Web page and app entries:
"""
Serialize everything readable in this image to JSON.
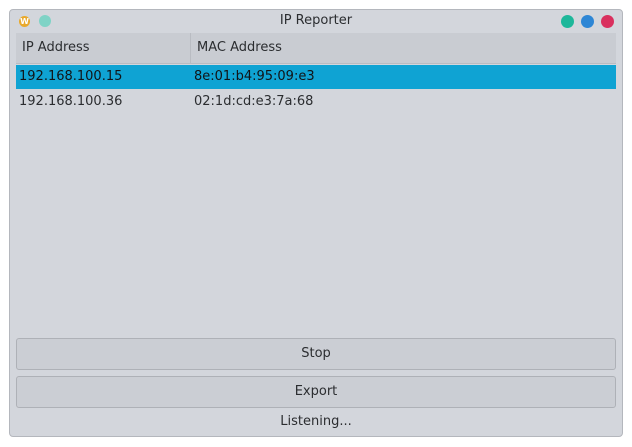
{
  "window": {
    "title": "IP Reporter",
    "app_icon_glyph": "W",
    "icons": {
      "app": "app-logo-icon",
      "pin": "pin-icon",
      "minimize": "minimize-icon",
      "maximize": "maximize-icon",
      "close": "close-icon"
    },
    "colors": {
      "minimize": "#1db79a",
      "maximize": "#2d86d5",
      "close": "#d9305e",
      "selection": "#0fa3d3"
    }
  },
  "table": {
    "columns": [
      "IP Address",
      "MAC Address"
    ],
    "rows": [
      {
        "ip": "192.168.100.15",
        "mac": "8e:01:b4:95:09:e3",
        "selected": true
      },
      {
        "ip": "192.168.100.36",
        "mac": "02:1d:cd:e3:7a:68",
        "selected": false
      }
    ]
  },
  "buttons": {
    "stop": "Stop",
    "export": "Export"
  },
  "status": "Listening..."
}
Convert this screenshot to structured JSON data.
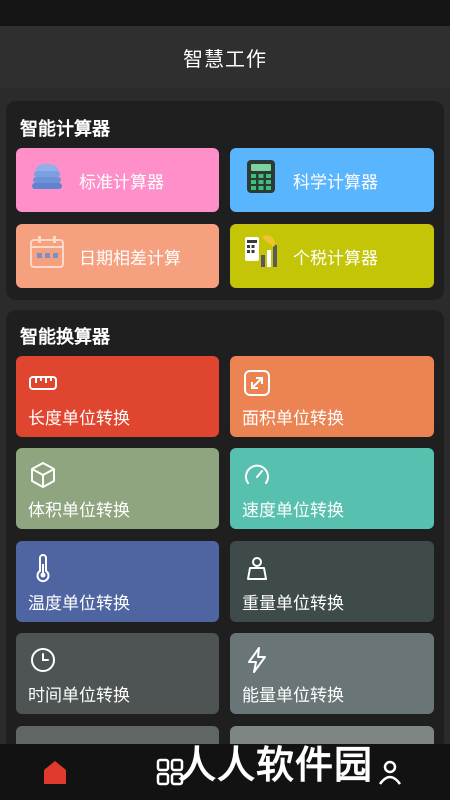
{
  "header": {
    "title": "智慧工作"
  },
  "calculators": {
    "title": "智能计算器",
    "items": [
      {
        "label": "标准计算器",
        "icon": "coin-stack-icon",
        "color": "#ff8fc8"
      },
      {
        "label": "科学计算器",
        "icon": "calculator-icon",
        "color": "#5ab5ff"
      },
      {
        "label": "日期相差计算",
        "icon": "calendar-icon",
        "color": "#f5a07f"
      },
      {
        "label": "个税计算器",
        "icon": "tax-chart-icon",
        "color": "#c4c507"
      }
    ]
  },
  "converters": {
    "title": "智能换算器",
    "items": [
      {
        "label": "长度单位转换",
        "icon": "ruler-icon",
        "color": "#e04530"
      },
      {
        "label": "面积单位转换",
        "icon": "expand-icon",
        "color": "#eb8452"
      },
      {
        "label": "体积单位转换",
        "icon": "cube-icon",
        "color": "#8ea57f"
      },
      {
        "label": "速度单位转换",
        "icon": "speedometer-icon",
        "color": "#57c0ae"
      },
      {
        "label": "温度单位转换",
        "icon": "thermometer-icon",
        "color": "#4e65a2"
      },
      {
        "label": "重量单位转换",
        "icon": "weight-icon",
        "color": "#3f4a4a"
      },
      {
        "label": "时间单位转换",
        "icon": "clock-icon",
        "color": "#4d5453"
      },
      {
        "label": "能量单位转换",
        "icon": "lightning-icon",
        "color": "#6a7577"
      }
    ]
  },
  "bottom_nav": {
    "items": [
      {
        "icon": "home-icon",
        "color": "#e03a2e"
      },
      {
        "icon": "grid-icon",
        "color": "#ffffff"
      },
      {
        "icon": "user-icon",
        "color": "#ffffff"
      }
    ]
  },
  "watermark": {
    "text": "人人软件园"
  }
}
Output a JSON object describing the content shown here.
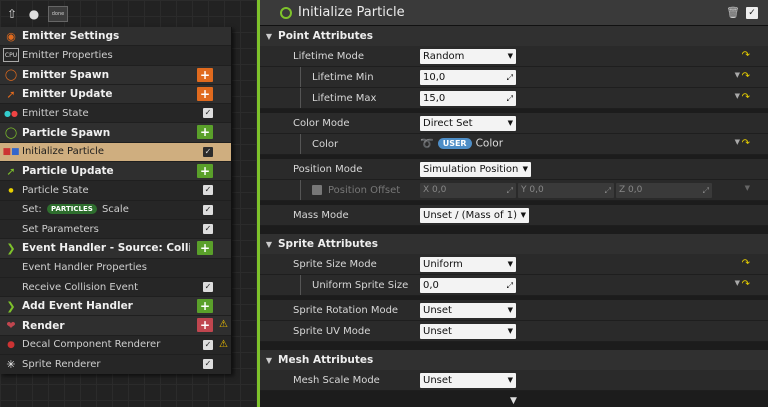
{
  "toolbar": {
    "thumb_label": "done"
  },
  "stack": {
    "rows": [
      {
        "label": "Emitter Settings"
      },
      {
        "label": "Emitter Properties"
      },
      {
        "label": "Emitter Spawn"
      },
      {
        "label": "Emitter Update"
      },
      {
        "label": "Emitter State"
      },
      {
        "label": "Particle Spawn"
      },
      {
        "label": "Initialize Particle"
      },
      {
        "label": "Particle Update"
      },
      {
        "label": "Particle State"
      },
      {
        "label_pre": "Set:",
        "pill": "PARTICLES",
        "label_post": "Scale"
      },
      {
        "label": "Set Parameters"
      },
      {
        "label": "Event Handler - Source: CollisionEvent"
      },
      {
        "label": "Event Handler Properties"
      },
      {
        "label": "Receive Collision Event"
      },
      {
        "label": "Add Event Handler"
      },
      {
        "label": "Render"
      },
      {
        "label": "Decal Component Renderer"
      },
      {
        "label": "Sprite Renderer"
      }
    ]
  },
  "panel": {
    "title": "Initialize Particle",
    "sections": {
      "point": "Point Attributes",
      "sprite": "Sprite Attributes",
      "mesh": "Mesh Attributes"
    },
    "props": {
      "lifetime_mode": {
        "label": "Lifetime Mode",
        "value": "Random"
      },
      "lifetime_min": {
        "label": "Lifetime Min",
        "value": "10,0"
      },
      "lifetime_max": {
        "label": "Lifetime Max",
        "value": "15,0"
      },
      "color_mode": {
        "label": "Color Mode",
        "value": "Direct Set"
      },
      "color": {
        "label": "Color",
        "pill": "USER",
        "value": "Color"
      },
      "position_mode": {
        "label": "Position Mode",
        "value": "Simulation Position"
      },
      "position_offset": {
        "label": "Position Offset",
        "x": "X 0,0",
        "y": "Y 0,0",
        "z": "Z 0,0"
      },
      "mass_mode": {
        "label": "Mass Mode",
        "value": "Unset / (Mass of 1)"
      },
      "sprite_size_mode": {
        "label": "Sprite Size Mode",
        "value": "Uniform"
      },
      "uniform_sprite_size": {
        "label": "Uniform Sprite Size",
        "value": "0,0"
      },
      "sprite_rotation_mode": {
        "label": "Sprite Rotation Mode",
        "value": "Unset"
      },
      "sprite_uv_mode": {
        "label": "Sprite UV Mode",
        "value": "Unset"
      },
      "mesh_scale_mode": {
        "label": "Mesh Scale Mode",
        "value": "Unset"
      }
    }
  },
  "colors": {
    "accent_green": "#7ec22b",
    "selected_row": "#cfae7f",
    "spawn_orange": "#e06a1e",
    "render_red": "#c0464f",
    "user_pill": "#4e8ec7",
    "reset_yellow": "#e8d000"
  }
}
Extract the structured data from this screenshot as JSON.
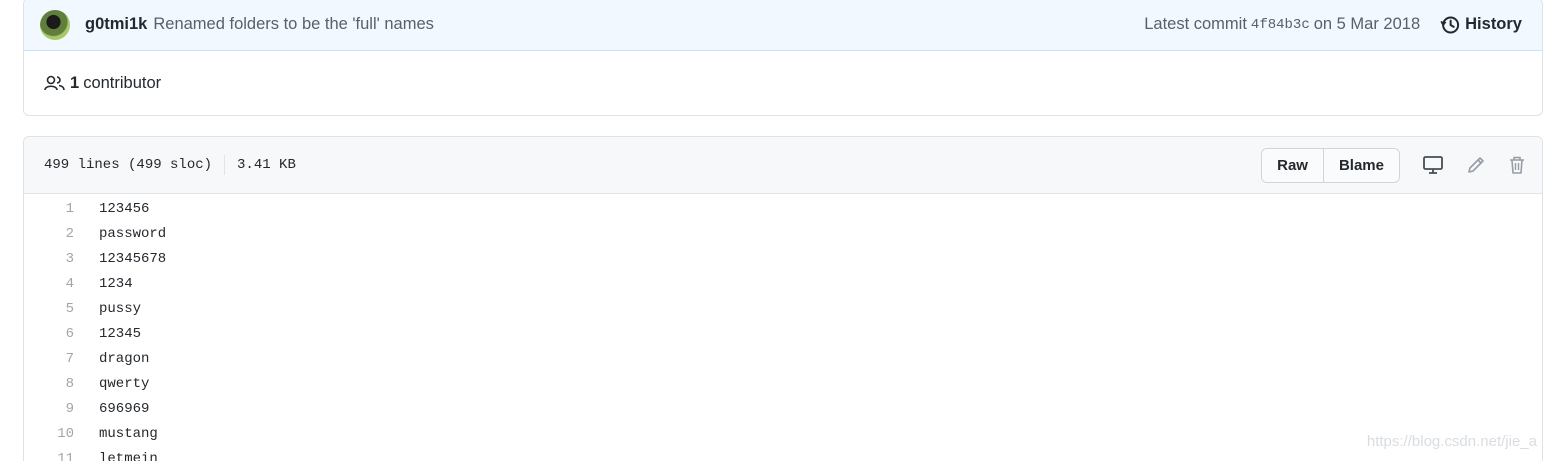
{
  "commit": {
    "author": "g0tmi1k",
    "message": "Renamed folders to be the 'full' names",
    "latest_label": "Latest commit",
    "sha": "4f84b3c",
    "date_text": "on 5 Mar 2018",
    "history_label": "History"
  },
  "contributors": {
    "count": "1",
    "label": "contributor"
  },
  "file": {
    "lines_info": "499 lines (499 sloc)",
    "size": "3.41 KB",
    "raw_label": "Raw",
    "blame_label": "Blame"
  },
  "lines": [
    {
      "n": "1",
      "t": "123456"
    },
    {
      "n": "2",
      "t": "password"
    },
    {
      "n": "3",
      "t": "12345678"
    },
    {
      "n": "4",
      "t": "1234"
    },
    {
      "n": "5",
      "t": "pussy"
    },
    {
      "n": "6",
      "t": "12345"
    },
    {
      "n": "7",
      "t": "dragon"
    },
    {
      "n": "8",
      "t": "qwerty"
    },
    {
      "n": "9",
      "t": "696969"
    },
    {
      "n": "10",
      "t": "mustang"
    },
    {
      "n": "11",
      "t": "letmein"
    }
  ],
  "watermark": "https://blog.csdn.net/jie_a",
  "icons": {
    "history": "history-icon",
    "people": "people-icon",
    "desktop": "desktop-icon",
    "pencil": "pencil-icon",
    "trash": "trash-icon"
  },
  "colors": {
    "commit_bg": "#f1f8ff",
    "header_bg": "#f6f8fa",
    "text": "#24292e",
    "muted": "#586069"
  }
}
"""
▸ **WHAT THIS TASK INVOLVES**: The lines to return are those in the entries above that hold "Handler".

▸ **TASK SOLUTION**:
        "label": "Event Handler - Source: CollisionEvent"
        "label": "Event Handler Properties"
        "label": "Add Event Handler"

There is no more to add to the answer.